What to work on
Key in the whole listing below again, keeping every word as it is.

Provided records
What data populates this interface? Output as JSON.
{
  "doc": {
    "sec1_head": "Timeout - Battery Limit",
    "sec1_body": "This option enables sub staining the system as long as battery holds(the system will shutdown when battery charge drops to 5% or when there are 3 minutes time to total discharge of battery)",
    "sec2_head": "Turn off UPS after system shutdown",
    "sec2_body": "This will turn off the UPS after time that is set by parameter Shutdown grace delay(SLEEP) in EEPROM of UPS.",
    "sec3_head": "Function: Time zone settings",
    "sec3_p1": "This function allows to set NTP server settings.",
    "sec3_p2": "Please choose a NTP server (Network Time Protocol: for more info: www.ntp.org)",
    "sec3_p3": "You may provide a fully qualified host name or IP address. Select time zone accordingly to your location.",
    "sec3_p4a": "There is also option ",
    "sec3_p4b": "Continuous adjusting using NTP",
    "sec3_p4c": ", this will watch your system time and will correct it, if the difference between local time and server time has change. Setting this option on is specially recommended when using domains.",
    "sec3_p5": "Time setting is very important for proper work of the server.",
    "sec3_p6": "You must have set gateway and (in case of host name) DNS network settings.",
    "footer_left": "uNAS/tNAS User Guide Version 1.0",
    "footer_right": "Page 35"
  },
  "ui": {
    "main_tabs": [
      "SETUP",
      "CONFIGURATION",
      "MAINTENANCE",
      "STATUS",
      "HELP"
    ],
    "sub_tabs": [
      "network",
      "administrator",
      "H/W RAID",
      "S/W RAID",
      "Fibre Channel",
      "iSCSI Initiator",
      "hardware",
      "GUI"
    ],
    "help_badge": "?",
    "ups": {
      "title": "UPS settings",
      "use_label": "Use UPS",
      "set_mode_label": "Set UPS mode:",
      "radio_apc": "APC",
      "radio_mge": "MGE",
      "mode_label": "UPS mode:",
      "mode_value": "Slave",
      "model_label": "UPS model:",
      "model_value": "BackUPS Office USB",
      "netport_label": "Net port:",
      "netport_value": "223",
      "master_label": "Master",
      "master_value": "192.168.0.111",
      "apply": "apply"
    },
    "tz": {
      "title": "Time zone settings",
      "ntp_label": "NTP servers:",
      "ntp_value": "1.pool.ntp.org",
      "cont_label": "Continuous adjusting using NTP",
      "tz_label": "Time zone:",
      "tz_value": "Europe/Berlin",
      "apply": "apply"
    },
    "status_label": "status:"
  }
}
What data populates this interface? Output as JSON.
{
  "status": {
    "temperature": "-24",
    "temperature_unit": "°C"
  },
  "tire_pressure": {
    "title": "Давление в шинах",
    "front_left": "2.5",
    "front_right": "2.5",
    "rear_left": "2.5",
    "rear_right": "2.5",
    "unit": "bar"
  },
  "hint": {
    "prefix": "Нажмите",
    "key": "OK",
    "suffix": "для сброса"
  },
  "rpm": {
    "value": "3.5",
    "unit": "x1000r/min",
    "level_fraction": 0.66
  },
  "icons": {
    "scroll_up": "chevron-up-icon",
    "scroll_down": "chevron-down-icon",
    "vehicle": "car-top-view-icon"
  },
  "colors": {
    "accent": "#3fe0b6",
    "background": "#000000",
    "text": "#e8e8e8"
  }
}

Answer section
What data populates this interface? Output as JSON.
{
  "doc": {
    "sec1_head": "Timeout - Battery Limit",
    "sec1_body": "This option enables sub staining the system as long as battery holds(the system will shutdown when battery charge drops to 5% or when there are 3 minutes time to total discharge of battery)",
    "sec2_head": "Turn off UPS after system shutdown",
    "sec2_body": "This will turn off the UPS after time that is set by parameter Shutdown grace delay(SLEEP) in EEPROM of UPS.",
    "sec3_head": "Function: Time zone settings",
    "sec3_p1": "This function allows to set NTP server settings.",
    "sec3_p2": "Please choose a NTP server (Network Time Protocol: for more info: www.ntp.org)",
    "sec3_p3": "You may provide a fully qualified host name or IP address. Select time zone accordingly to your location.",
    "sec3_p4a": "There is also option ",
    "sec3_p4b": "Continuous adjusting using NTP",
    "sec3_p4c": ", this will watch your system time and will correct it, if the difference between local time and server time has change. Setting this option on is specially recommended when using domains.",
    "sec3_p5": "Time setting is very important for proper work of the server.",
    "sec3_p6": "You must have set gateway and (in case of host name) DNS network settings.",
    "footer_left": "uNAS/tNAS User Guide Version 1.0",
    "footer_right": "Page 35"
  },
  "ui": {
    "main_tabs": [
      "SETUP",
      "CONFIGURATION",
      "MAINTENANCE",
      "STATUS",
      "HELP"
    ],
    "sub_tabs": [
      "network",
      "administrator",
      "H/W RAID",
      "S/W RAID",
      "Fibre Channel",
      "iSCSI Initiator",
      "hardware",
      "GUI"
    ],
    "help_badge": "?",
    "ups": {
      "title": "UPS settings",
      "use_label": "Use UPS",
      "set_mode_label": "Set UPS mode:",
      "radio_apc": "APC",
      "radio_mge": "MGE",
      "mode_label": "UPS mode:",
      "mode_value": "Slave",
      "model_label": "UPS model:",
      "model_value": "BackUPS Office USB",
      "netport_label": "Net port:",
      "netport_value": "223",
      "master_label": "Master",
      "master_value": "192.168.0.111",
      "apply": "apply"
    },
    "tz": {
      "title": "Time zone settings",
      "ntp_label": "NTP servers:",
      "ntp_value": "1.pool.ntp.org",
      "cont_label": "Continuous adjusting using NTP",
      "tz_label": "Time zone:",
      "tz_value": "Europe/Berlin",
      "apply": "apply"
    },
    "status_label": "status:"
  }
}
What data populates this interface? Output as JSON.
{
  "status": {
    "temperature": "-24",
    "temperature_unit": "°C"
  },
  "tire_pressure": {
    "title": "Давление в шинах",
    "front_left": "2.5",
    "front_right": "2.5",
    "rear_left": "2.5",
    "rear_right": "2.5",
    "unit": "bar"
  },
  "hint": {
    "prefix": "Нажмите",
    "key": "OK",
    "suffix": "для сброса"
  },
  "rpm": {
    "value": "3.5",
    "unit": "x1000r/min",
    "level_fraction": 0.66
  },
  "icons": {
    "scroll_up": "chevron-up-icon",
    "scroll_down": "chevron-down-icon",
    "vehicle": "car-top-view-icon"
  },
  "colors": {
    "accent": "#3fe0b6",
    "background": "#000000",
    "text": "#e8e8e8"
  }
}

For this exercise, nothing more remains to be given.